Here’s what to know.
Look, we all wish we could have real wood clapboard, but the reality is, sometimes it’s just not in the budget (or on the rental). So, if you’re working with vinyl, what do you do? Well first, you’ll want to take good care of the siding, providing proper maintenance and cleaning. But, even if the vinyl in its best possible condition still leaves you unhappy, there’s good news: You don’t have to live with it that way. That is to say: Yes, you CAN paint your vinyl siding.
“The paint application process for painting vinyl siding is actually easier and can be less labor intensive than for wood, masonry, or hardboard painting projects, because vinyl siding does not retain moisture and can dry off rather quickly and can also be easier to clean,” says Mike Mundwiller, Field Development Manager for Benjamin Moore. But, like all renovation projects, there are some important things to know before you do.
A good rule of thumb for anypaint project is to begin with a clean canvas. Of course, this is doubly important on an exterior, where your surface can be even dirtier and more weathered. If you’re working with a large area, your best bet is probably power washing, though you can also clean the surface by scrubbing with a stiff-bristle brush and rinsing it down. You can use a mild soap or laundry detergent, though if you want to go for a more specialty product, several paint companies do make cleaner.
“I always recommend using the Benjamin Moore N318 CLEAN,” advises Mundwiller. “This multi-purpose cleaner is safe for vinyl siding, and it removes grime and mildew stains. If you chose to use a pressure washer for cleaning, be sure that your water pressure isn’t too high, as this can result in damage to the vinyl siding. It is also important that care is taken so water does not enter the house around windows, doors, vents, soffits and any other openings.”
Good news: Most of the time, you can skip right over the primer step on a vinyl paint job. According to Benjamin Moore, “only areas of pitted or porous vinyl siding must be primed.” Of course, you’ll also want to smooth out those areas. If you do decide to prime, use an adhesive primer.
Siding painted in Benjamin Moore’s Regal Select Revive in Icicle with a door in Tarrytown Green.COURTESY OF BENJAMIN MOORE
You won’t be able to lug that leftover interior paint out of the basement for this project, unfortunately: Since heat absorption from some colors can cause vinyl to expand, you’ll want to pick an acrylic paint that is deemed safe for vinyl, to prevent warping.
“Overall, when choosing a color, the safest bet is to choose a color that has a Light Reflective Value (LRV) greater than 55 percent,” Mundwiller advises. “LRV is a measurement that tells you how much light a color reflects, and conversely how much it absorbs. LRV runs on a scale from 0 percent to 100 percent. Zero being absolute black and 100 being a bright white or even a bright yellow. Most paint manufacturers list all their colors with the LRV values.

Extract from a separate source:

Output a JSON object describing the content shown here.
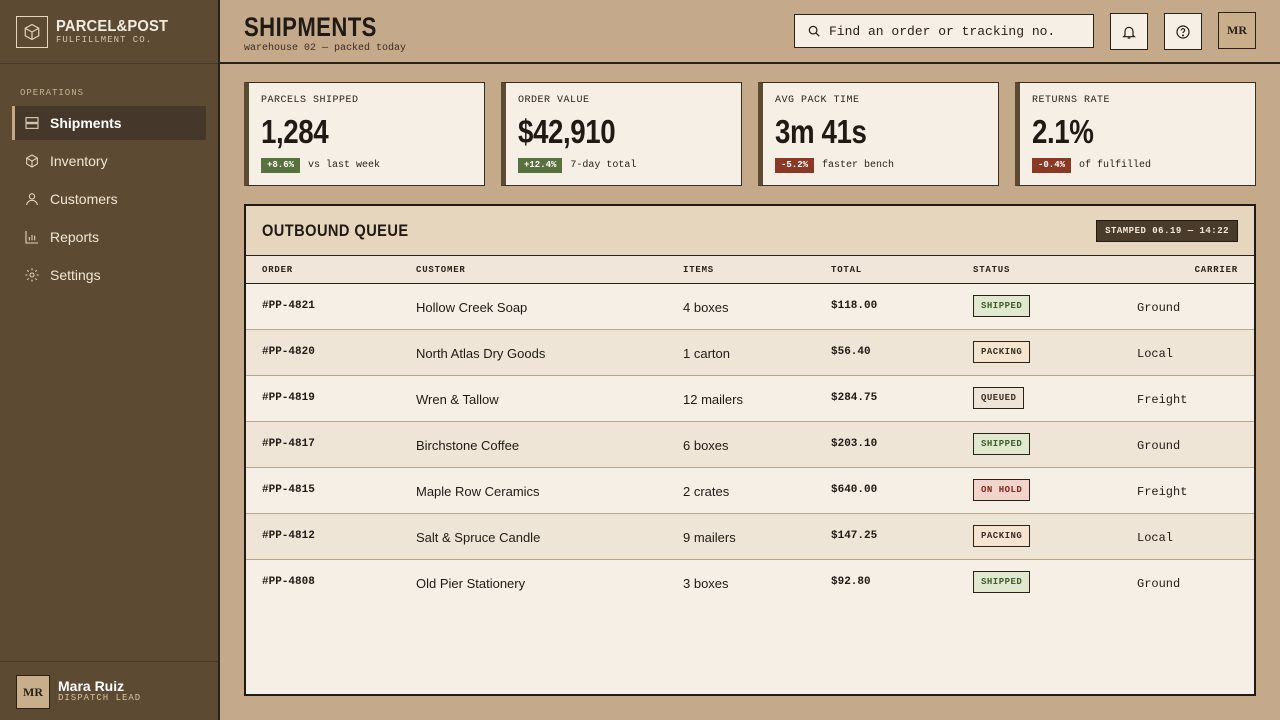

While some paint jobs are easy DIYs, this one is best left to the professionals. “It’s a tough homeowner project because the paint needs to go on smoothly,” painter Nancy Long told Angie’s List. “If you’re not applying an even coat—even if you’re diligent about the prep work—and you have no experience, it could [turn out poorly].”
While it’s smart to do annual washes on your painted home anyway, with vinyl it’s especially important, because it helps prevent grime buildup that could cause warping. Plan for an annual power wash, and your paint job should last for years.